WHAT YOU WILL DO ::
Please give every line below again exactly, but not its pictures.

----- DATA FOR THE TASK

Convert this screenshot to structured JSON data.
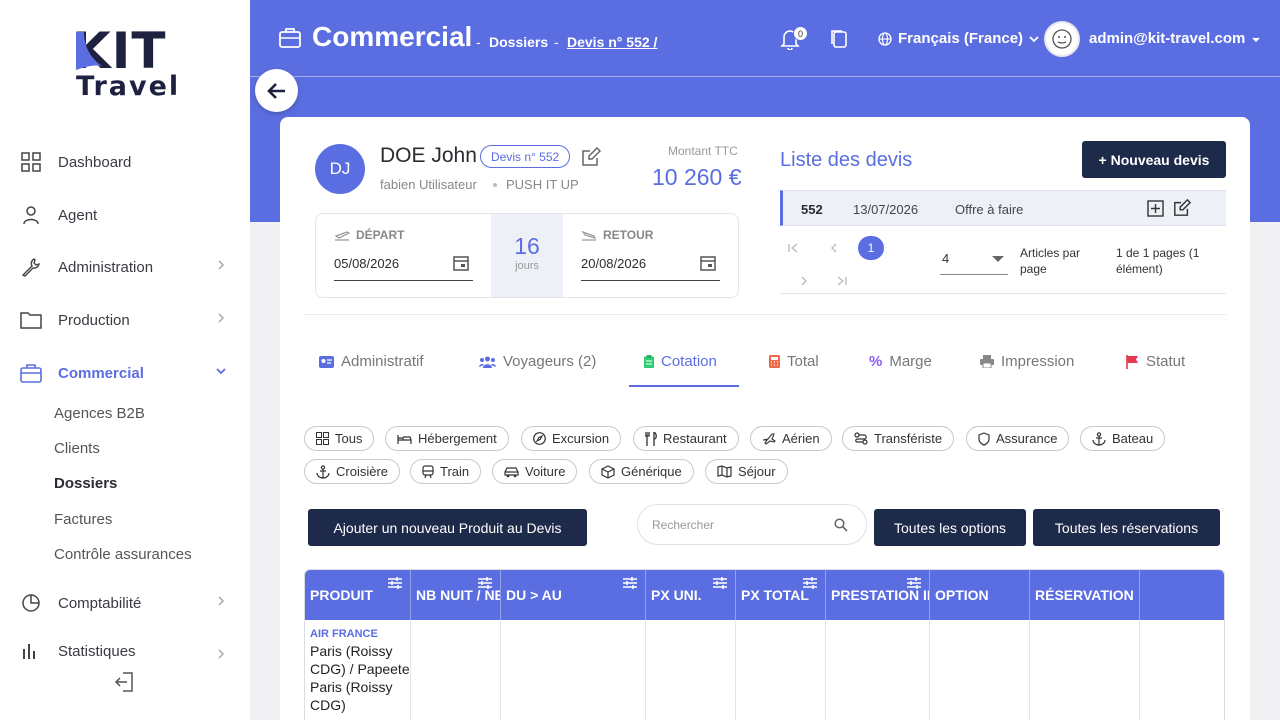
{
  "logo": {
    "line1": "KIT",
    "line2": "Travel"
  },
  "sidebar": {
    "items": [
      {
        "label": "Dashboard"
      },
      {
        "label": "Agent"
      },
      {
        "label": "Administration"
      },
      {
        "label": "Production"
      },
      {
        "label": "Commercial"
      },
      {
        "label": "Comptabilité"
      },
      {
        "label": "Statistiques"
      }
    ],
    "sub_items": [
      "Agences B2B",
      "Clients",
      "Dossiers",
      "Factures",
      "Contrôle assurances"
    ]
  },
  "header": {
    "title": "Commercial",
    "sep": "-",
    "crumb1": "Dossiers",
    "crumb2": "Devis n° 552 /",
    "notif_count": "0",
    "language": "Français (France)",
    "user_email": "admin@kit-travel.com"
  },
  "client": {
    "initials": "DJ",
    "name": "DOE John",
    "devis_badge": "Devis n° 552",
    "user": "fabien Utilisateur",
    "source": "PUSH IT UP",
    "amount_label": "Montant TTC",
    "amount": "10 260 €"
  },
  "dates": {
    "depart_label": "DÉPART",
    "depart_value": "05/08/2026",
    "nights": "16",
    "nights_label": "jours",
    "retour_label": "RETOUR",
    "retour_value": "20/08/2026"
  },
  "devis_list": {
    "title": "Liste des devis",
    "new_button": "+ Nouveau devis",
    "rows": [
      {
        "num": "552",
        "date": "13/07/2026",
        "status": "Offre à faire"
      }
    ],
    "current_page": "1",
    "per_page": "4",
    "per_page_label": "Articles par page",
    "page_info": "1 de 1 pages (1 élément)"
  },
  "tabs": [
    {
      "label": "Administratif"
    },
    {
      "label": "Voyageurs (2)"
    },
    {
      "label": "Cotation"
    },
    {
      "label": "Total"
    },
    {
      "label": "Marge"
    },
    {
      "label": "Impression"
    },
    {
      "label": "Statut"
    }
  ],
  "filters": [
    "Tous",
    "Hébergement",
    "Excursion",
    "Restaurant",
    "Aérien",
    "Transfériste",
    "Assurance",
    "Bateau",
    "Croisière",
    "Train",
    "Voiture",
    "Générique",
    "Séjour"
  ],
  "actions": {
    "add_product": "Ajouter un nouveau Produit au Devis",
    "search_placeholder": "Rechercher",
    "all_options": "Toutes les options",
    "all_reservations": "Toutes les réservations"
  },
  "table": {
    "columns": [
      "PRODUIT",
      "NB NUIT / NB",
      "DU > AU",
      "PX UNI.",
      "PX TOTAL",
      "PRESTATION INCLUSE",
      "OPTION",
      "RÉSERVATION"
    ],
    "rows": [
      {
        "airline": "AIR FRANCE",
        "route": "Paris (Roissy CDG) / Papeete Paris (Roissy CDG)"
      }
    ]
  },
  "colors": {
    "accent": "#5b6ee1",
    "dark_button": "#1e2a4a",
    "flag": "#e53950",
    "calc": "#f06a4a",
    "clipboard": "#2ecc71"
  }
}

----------

TASK RESULT ::
Convert this screenshot to structured JSON data.
{
  "logo": {
    "line1": "KIT",
    "line2": "Travel"
  },
  "sidebar": {
    "items": [
      {
        "label": "Dashboard"
      },
      {
        "label": "Agent"
      },
      {
        "label": "Administration"
      },
      {
        "label": "Production"
      },
      {
        "label": "Commercial"
      },
      {
        "label": "Comptabilité"
      },
      {
        "label": "Statistiques"
      }
    ],
    "sub_items": [
      "Agences B2B",
      "Clients",
      "Dossiers",
      "Factures",
      "Contrôle assurances"
    ]
  },
  "header": {
    "title": "Commercial",
    "sep": "-",
    "crumb1": "Dossiers",
    "crumb2": "Devis n° 552 /",
    "notif_count": "0",
    "language": "Français (France)",
    "user_email": "admin@kit-travel.com"
  },
  "client": {
    "initials": "DJ",
    "name": "DOE John",
    "devis_badge": "Devis n° 552",
    "user": "fabien Utilisateur",
    "source": "PUSH IT UP",
    "amount_label": "Montant TTC",
    "amount": "10 260 €"
  },
  "dates": {
    "depart_label": "DÉPART",
    "depart_value": "05/08/2026",
    "nights": "16",
    "nights_label": "jours",
    "retour_label": "RETOUR",
    "retour_value": "20/08/2026"
  },
  "devis_list": {
    "title": "Liste des devis",
    "new_button": "+ Nouveau devis",
    "rows": [
      {
        "num": "552",
        "date": "13/07/2026",
        "status": "Offre à faire"
      }
    ],
    "current_page": "1",
    "per_page": "4",
    "per_page_label": "Articles par page",
    "page_info": "1 de 1 pages (1 élément)"
  },
  "tabs": [
    {
      "label": "Administratif"
    },
    {
      "label": "Voyageurs (2)"
    },
    {
      "label": "Cotation"
    },
    {
      "label": "Total"
    },
    {
      "label": "Marge"
    },
    {
      "label": "Impression"
    },
    {
      "label": "Statut"
    }
  ],
  "filters": [
    "Tous",
    "Hébergement",
    "Excursion",
    "Restaurant",
    "Aérien",
    "Transfériste",
    "Assurance",
    "Bateau",
    "Croisière",
    "Train",
    "Voiture",
    "Générique",
    "Séjour"
  ],
  "actions": {
    "add_product": "Ajouter un nouveau Produit au Devis",
    "search_placeholder": "Rechercher",
    "all_options": "Toutes les options",
    "all_reservations": "Toutes les réservations"
  },
  "table": {
    "columns": [
      "PRODUIT",
      "NB NUIT / NB",
      "DU > AU",
      "PX UNI.",
      "PX TOTAL",
      "PRESTATION INCLUSE",
      "OPTION",
      "RÉSERVATION"
    ],
    "rows": [
      {
        "airline": "AIR FRANCE",
        "route": "Paris (Roissy CDG) / Papeete Paris (Roissy CDG)"
      }
    ]
  },
  "colors": {
    "accent": "#5b6ee1",
    "dark_button": "#1e2a4a",
    "flag": "#e53950",
    "calc": "#f06a4a",
    "clipboard": "#2ecc71"
  }
}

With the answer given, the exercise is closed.